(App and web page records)

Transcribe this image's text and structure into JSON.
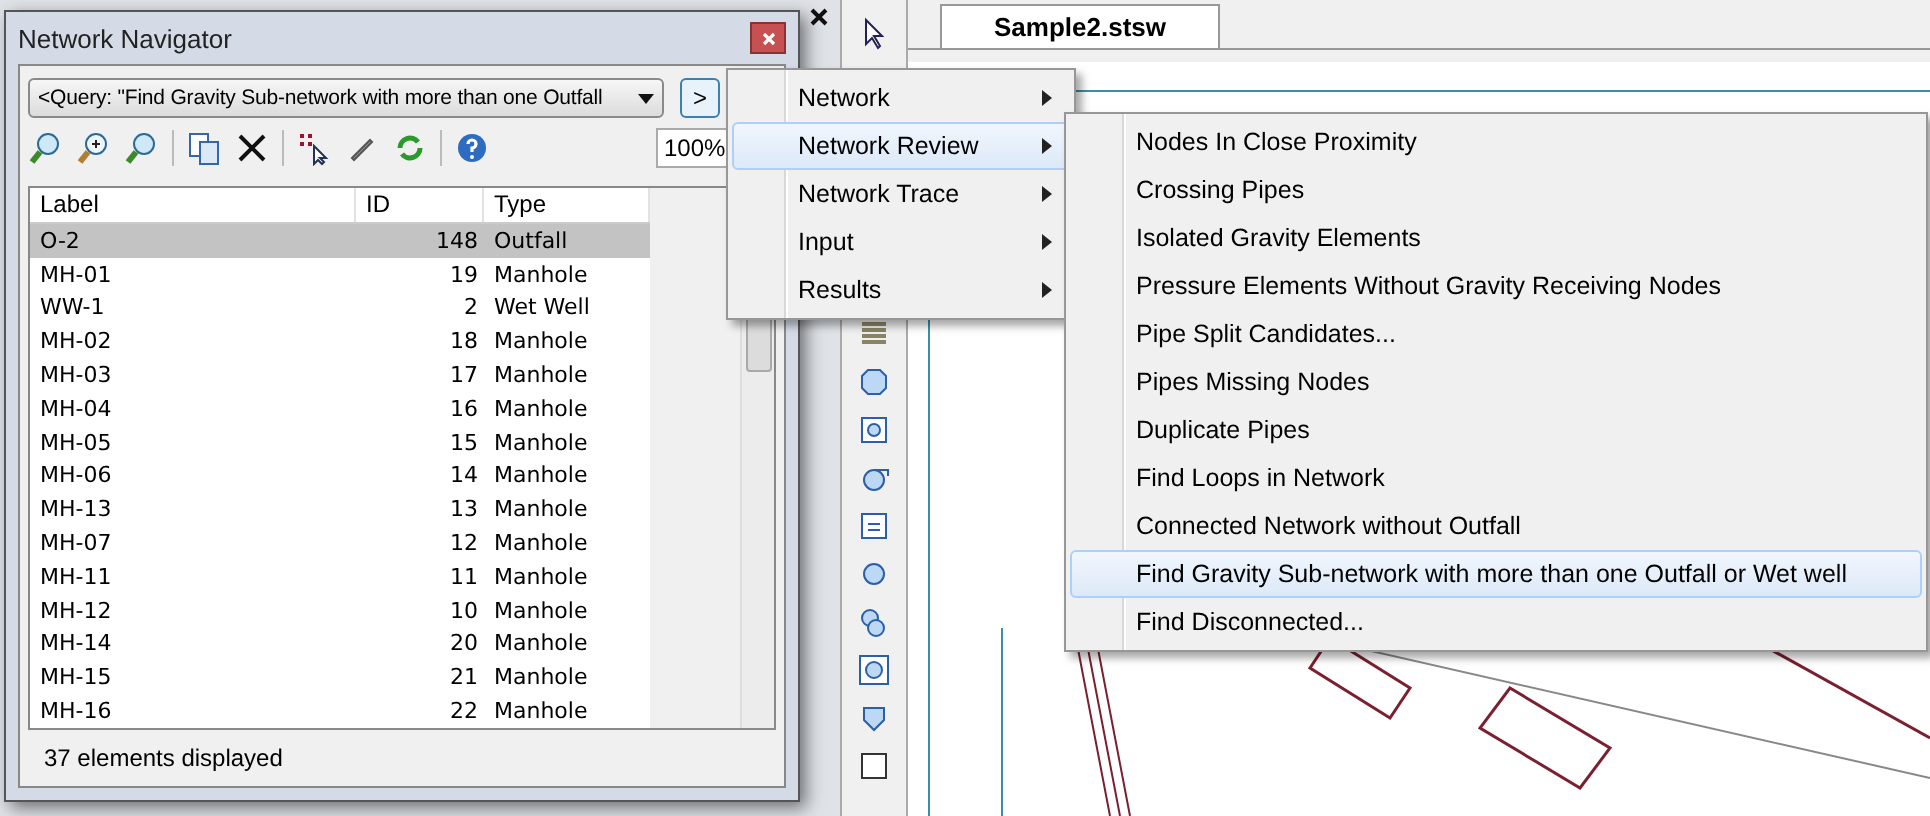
{
  "document_tab": {
    "label": "Sample2.stsw",
    "selected": true
  },
  "navigator": {
    "title": "Network Navigator",
    "query": "<Query: \"Find Gravity Sub-network with more than one Outfall",
    "zoom": "100%",
    "go_button": ">",
    "columns": [
      "Label",
      "ID",
      "Type"
    ],
    "rows": [
      {
        "label": "O-2",
        "id": "148",
        "type": "Outfall",
        "selected": true
      },
      {
        "label": "MH-01",
        "id": "19",
        "type": "Manhole",
        "selected": false
      },
      {
        "label": "WW-1",
        "id": "2",
        "type": "Wet Well",
        "selected": false
      },
      {
        "label": "MH-02",
        "id": "18",
        "type": "Manhole",
        "selected": false
      },
      {
        "label": "MH-03",
        "id": "17",
        "type": "Manhole",
        "selected": false
      },
      {
        "label": "MH-04",
        "id": "16",
        "type": "Manhole",
        "selected": false
      },
      {
        "label": "MH-05",
        "id": "15",
        "type": "Manhole",
        "selected": false
      },
      {
        "label": "MH-06",
        "id": "14",
        "type": "Manhole",
        "selected": false
      },
      {
        "label": "MH-13",
        "id": "13",
        "type": "Manhole",
        "selected": false
      },
      {
        "label": "MH-07",
        "id": "12",
        "type": "Manhole",
        "selected": false
      },
      {
        "label": "MH-11",
        "id": "11",
        "type": "Manhole",
        "selected": false
      },
      {
        "label": "MH-12",
        "id": "10",
        "type": "Manhole",
        "selected": false
      },
      {
        "label": "MH-14",
        "id": "20",
        "type": "Manhole",
        "selected": false
      },
      {
        "label": "MH-15",
        "id": "21",
        "type": "Manhole",
        "selected": false
      },
      {
        "label": "MH-16",
        "id": "22",
        "type": "Manhole",
        "selected": false
      }
    ],
    "status": "37 elements displayed"
  },
  "menu": {
    "items": [
      {
        "label": "Network",
        "selected": false
      },
      {
        "label": "Network Review",
        "selected": true
      },
      {
        "label": "Network Trace",
        "selected": false
      },
      {
        "label": "Input",
        "selected": false
      },
      {
        "label": "Results",
        "selected": false
      }
    ]
  },
  "submenu": {
    "items": [
      {
        "label": "Nodes In Close Proximity",
        "selected": false
      },
      {
        "label": "Crossing Pipes",
        "selected": false
      },
      {
        "label": "Isolated Gravity Elements",
        "selected": false
      },
      {
        "label": "Pressure Elements Without Gravity Receiving Nodes",
        "selected": false
      },
      {
        "label": "Pipe Split Candidates...",
        "selected": false
      },
      {
        "label": "Pipes Missing Nodes",
        "selected": false
      },
      {
        "label": "Duplicate Pipes",
        "selected": false
      },
      {
        "label": "Find Loops in Network",
        "selected": false
      },
      {
        "label": "Connected Network without Outfall",
        "selected": false
      },
      {
        "label": "Find Gravity Sub-network with more than one Outfall or Wet well",
        "selected": true
      },
      {
        "label": "Find Disconnected...",
        "selected": false
      }
    ]
  }
}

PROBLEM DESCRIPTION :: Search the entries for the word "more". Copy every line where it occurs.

ANSWER TO THIS EXERCISE ::
    "query": "<Query: \"Find Gravity Sub-network with more than one Outfall",
        "label": "Find Gravity Sub-network with more than one Outfall or Wet well",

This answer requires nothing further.